Displaying some of that fine business acumen that forced them to go begging hat-in-hand before Congress for a slice of taxpayers dough, GM unveiled a new Cadillac at the Detroit Auto Show. I'm sure it's what most of what Wall Street will be spending their financial bailout on.
This highlights the out-of-touchedness of GM CEOs: while the country is in a depression, and many Americans have turned to shoplifting,they trot out a vehicle that even most people who can still afford to drive (what with oil prices sure to climb on the heels of the holocaust in Palestine) can't afford to buy.
There was a time when I supported bailing out US automakers, but as much as I would hate to see tens of thousands of autoworkers out of work, I cannot on the other hand see a continuation of a system that rewards such managerial incompetence.


Frederick said...

I've never supported any of these bailouts, Wall street or Detroit. If the Government made a special order of a highly efficient vehicles and the big three filled that order all sides would be better in the long run.

Tom Harper said...

It's a tough call, whether to bail out Detroit (for the sake of thousands of workers, not the executives). But stories like this are taking away the little sympathy or empathy Americans might still have for the auto industry.

libhom said...

General Comment: The corporate media, which hate union autoworkers, are setting up a pair of false choices. We are not limited to giving the automakers blank checks or adding hundreds of thousands of people with decent paying jobs to the swelling ranks of the unemployed. The federal government can put whatever strings it wants on a bailout.

Frederick: What you are supporting is a bailout, just a different kind. It's an excellent idea, but it's still a bailout.

Tom Harper: Important economic decisions during a deep recession should not be based on sympathy or the lack thereof. Auto workers aren't the ones that are making the bad decisions, yet they will face the worst of the consequences for them.

Kathy said...

I hear what you're saying, but the other thing to consider is that GM makes very little profit on small cars. They need to find a good mix of products that appeal to people at all levels of income.

One of the Detroit papers did have a flattering review of a new version of the Aveo that Chevy is unveiling later this year. Unfortunately, there will always be a market for Cadillacs and other fancy cars too. You don't think rich people would be caught dead in a compact car, do you?

dmarks said...

Libhom is right "Auto workers aren't the ones that are making the bad decisions, yet they will face the worst of the consequences for them."

However, concerning your point about the Cadillac.

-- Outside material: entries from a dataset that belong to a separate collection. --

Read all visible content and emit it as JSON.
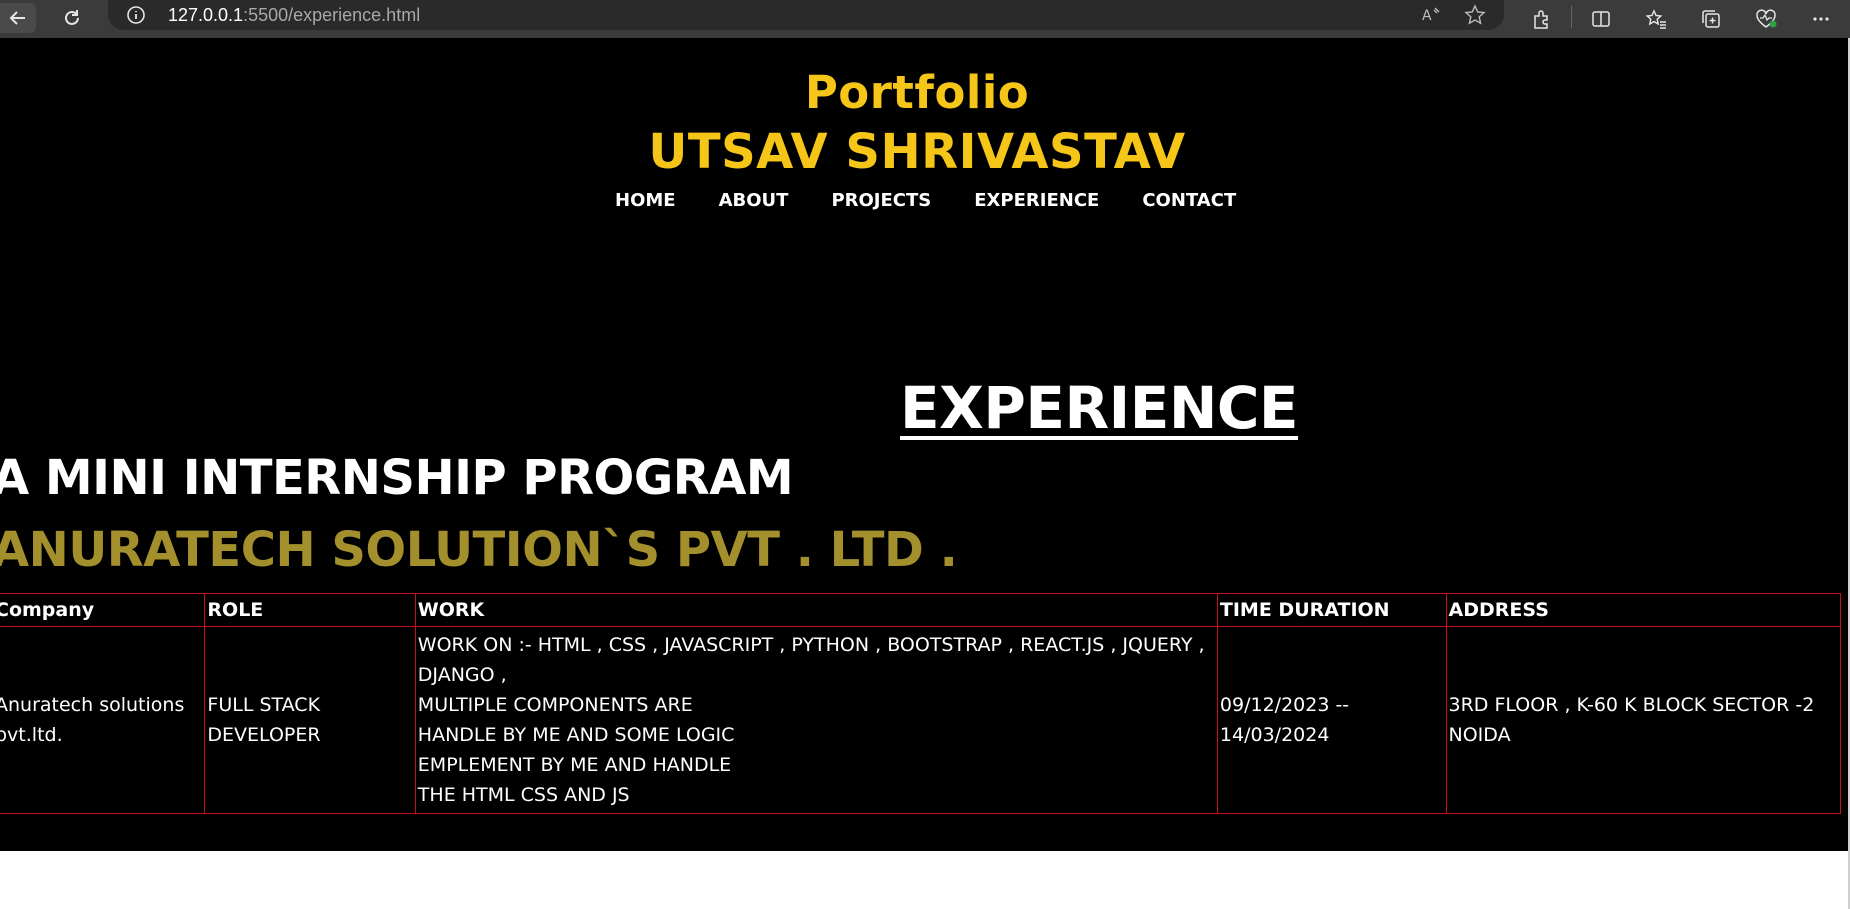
{
  "browser": {
    "url_host": "127.0.0.1",
    "url_rest": ":5500/experience.html"
  },
  "header": {
    "title": "Portfolio",
    "name": "UTSAV SHRIVASTAV"
  },
  "nav": [
    "HOME",
    "ABOUT",
    "PROJECTS",
    "EXPERIENCE",
    "CONTACT"
  ],
  "main": {
    "heading": "EXPERIENCE",
    "program": "A MINI INTERNSHIP PROGRAM",
    "company": "ANURATECH SOLUTION`S PVT . LTD ."
  },
  "table": {
    "headers": [
      "Company",
      "ROLE",
      "WORK",
      "TIME DURATION",
      "ADDRESS"
    ],
    "row": {
      "company": [
        "Anuratech solutions",
        "pvt.ltd."
      ],
      "role": [
        "FULL STACK",
        "DEVELOPER"
      ],
      "work": [
        "WORK ON :- HTML , CSS , JAVASCRIPT , PYTHON , BOOTSTRAP , REACT.JS , JQUERY ,",
        "DJANGO ,",
        "MULTIPLE COMPONENTS ARE",
        "HANDLE BY ME AND SOME LOGIC",
        "EMPLEMENT BY ME AND HANDLE",
        "THE HTML CSS AND JS"
      ],
      "duration": [
        "09/12/2023 --",
        "14/03/2024"
      ],
      "address": [
        "3RD FLOOR , K-60 K BLOCK SECTOR -2",
        "NOIDA"
      ]
    }
  },
  "colors": {
    "accent": "#f5c518",
    "company": "#a38f2b",
    "table_border": "#c8101a",
    "page_bg": "#000000"
  },
  "icons": [
    "back-arrow-icon",
    "reload-icon",
    "info-icon",
    "read-aloud-icon",
    "favorite-star-icon",
    "extensions-icon",
    "split-screen-icon",
    "favorites-icon",
    "collections-icon",
    "browser-essentials-icon",
    "more-icon"
  ]
}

For most of the history of the Cadillac marque, it has been a car that most people can't afford to buy.